Stores with a lot of inventory are offering 60 to 80 percent discounts.
Those with less stock will likely close sooner, but discounts are a bit better: up to 70 to 90 percent off.
The closing of the company's 740 U.S. stores will finalize the downfall of the chain that succumbed to heavy debt and relentless trends that undercut its business, from online shopping to mobile games.
Toys R Us had dominated the toy store business in the 1980s and early 1990s, when it was one of the first of the "category killers"- a store totally devoted to one thing. Its scale gave it leverage with toy sellers and it disrupted general merchandise stores and mom-and-pop shops. Children sang along with commercials about "the biggest toy store there is."
But the company lost ground to discounters like Target and Walmart, and then to Amazon, as even nostalgic parents sought deals elsewhere. GlobalData Retail estimates that nearly 14 percent of toy sales were made online in 2016, more than double the level five years ago.

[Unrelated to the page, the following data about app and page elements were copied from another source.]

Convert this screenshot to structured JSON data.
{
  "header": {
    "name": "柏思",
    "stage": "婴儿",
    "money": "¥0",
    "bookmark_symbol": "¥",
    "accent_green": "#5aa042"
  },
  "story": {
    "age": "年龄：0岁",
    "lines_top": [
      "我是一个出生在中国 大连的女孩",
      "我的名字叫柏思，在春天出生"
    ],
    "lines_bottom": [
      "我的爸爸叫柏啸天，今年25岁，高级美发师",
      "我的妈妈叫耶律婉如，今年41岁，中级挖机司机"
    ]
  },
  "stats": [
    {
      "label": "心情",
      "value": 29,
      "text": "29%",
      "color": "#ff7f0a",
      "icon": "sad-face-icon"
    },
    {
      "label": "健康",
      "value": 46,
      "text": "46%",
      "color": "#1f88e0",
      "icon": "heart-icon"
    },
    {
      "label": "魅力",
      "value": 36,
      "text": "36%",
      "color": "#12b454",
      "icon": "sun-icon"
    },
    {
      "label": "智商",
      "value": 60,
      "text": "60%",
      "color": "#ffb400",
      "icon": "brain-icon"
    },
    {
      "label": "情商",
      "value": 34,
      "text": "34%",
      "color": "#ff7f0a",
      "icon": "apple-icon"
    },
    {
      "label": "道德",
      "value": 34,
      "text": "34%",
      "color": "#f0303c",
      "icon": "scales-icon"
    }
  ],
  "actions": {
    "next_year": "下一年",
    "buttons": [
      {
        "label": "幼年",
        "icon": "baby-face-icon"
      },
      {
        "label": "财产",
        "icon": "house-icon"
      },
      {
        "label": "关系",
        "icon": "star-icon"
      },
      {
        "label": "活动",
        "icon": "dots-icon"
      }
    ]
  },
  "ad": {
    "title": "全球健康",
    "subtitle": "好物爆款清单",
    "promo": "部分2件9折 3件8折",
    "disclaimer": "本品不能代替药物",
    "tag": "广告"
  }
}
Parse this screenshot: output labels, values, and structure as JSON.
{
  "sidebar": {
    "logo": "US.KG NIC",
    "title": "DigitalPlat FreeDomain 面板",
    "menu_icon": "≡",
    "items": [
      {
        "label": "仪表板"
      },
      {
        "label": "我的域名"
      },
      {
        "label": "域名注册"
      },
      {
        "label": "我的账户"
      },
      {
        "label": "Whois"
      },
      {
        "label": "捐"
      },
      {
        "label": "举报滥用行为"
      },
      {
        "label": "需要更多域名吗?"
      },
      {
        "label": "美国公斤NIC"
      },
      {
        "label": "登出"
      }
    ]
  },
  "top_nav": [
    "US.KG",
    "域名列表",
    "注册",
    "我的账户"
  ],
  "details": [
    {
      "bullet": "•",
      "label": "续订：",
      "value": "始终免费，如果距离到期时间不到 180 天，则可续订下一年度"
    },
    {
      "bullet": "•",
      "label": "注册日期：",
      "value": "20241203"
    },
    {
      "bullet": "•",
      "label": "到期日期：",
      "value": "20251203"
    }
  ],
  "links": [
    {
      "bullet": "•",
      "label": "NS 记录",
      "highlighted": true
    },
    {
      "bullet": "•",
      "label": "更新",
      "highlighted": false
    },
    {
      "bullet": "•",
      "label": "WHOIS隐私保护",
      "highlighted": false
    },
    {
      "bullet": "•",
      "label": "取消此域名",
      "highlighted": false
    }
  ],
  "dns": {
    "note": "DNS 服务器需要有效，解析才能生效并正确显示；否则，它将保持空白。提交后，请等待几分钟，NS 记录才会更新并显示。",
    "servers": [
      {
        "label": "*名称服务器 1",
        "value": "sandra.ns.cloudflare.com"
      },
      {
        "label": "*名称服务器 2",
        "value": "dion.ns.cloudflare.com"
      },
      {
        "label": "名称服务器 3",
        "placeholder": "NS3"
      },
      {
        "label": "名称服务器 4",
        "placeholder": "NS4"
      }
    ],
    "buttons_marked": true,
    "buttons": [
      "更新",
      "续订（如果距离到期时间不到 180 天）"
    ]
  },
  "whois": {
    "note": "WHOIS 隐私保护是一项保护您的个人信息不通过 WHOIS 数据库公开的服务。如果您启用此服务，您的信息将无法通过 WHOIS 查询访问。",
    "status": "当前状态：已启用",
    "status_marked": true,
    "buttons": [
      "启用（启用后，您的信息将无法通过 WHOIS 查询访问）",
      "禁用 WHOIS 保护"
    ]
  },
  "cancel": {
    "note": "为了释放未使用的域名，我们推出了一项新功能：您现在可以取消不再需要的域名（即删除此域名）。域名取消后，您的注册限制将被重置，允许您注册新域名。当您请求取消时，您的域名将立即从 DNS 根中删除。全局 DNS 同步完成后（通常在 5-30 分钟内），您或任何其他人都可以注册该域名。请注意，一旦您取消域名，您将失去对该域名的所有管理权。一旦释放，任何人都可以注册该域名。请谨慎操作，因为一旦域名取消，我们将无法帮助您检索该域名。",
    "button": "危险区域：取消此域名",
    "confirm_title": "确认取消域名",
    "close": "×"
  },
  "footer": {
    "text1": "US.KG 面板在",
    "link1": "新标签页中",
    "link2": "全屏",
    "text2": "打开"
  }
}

The toy seller said in bankruptcy filings that Amazon's low prices were hard to match, and it said its Babies R Us chain lost customers to the online retailer's convenient subscription service, which let parents receive diapers and baby formula at their doorstep automatically. Toys R Us blamed its "old technology" for not offering its own subscriptions.
But the company's biggest albatross was that it struggled with massive debt since private-equity firms Bain Capital, KKR & Co. and Vornado Realty Trust took it private in a $6.6 billion leveraged buyout in 2005. Weak sales prevented them from taking the company public again. With such debt levels, Toys R Us did not have the financial flexibility to invest in its business. The company closed its flagship store in Manhattan's Times Square, a huge tourist destination that featured its own Ferris wheel, about two years ago.
(The Associated Press contributed to this report)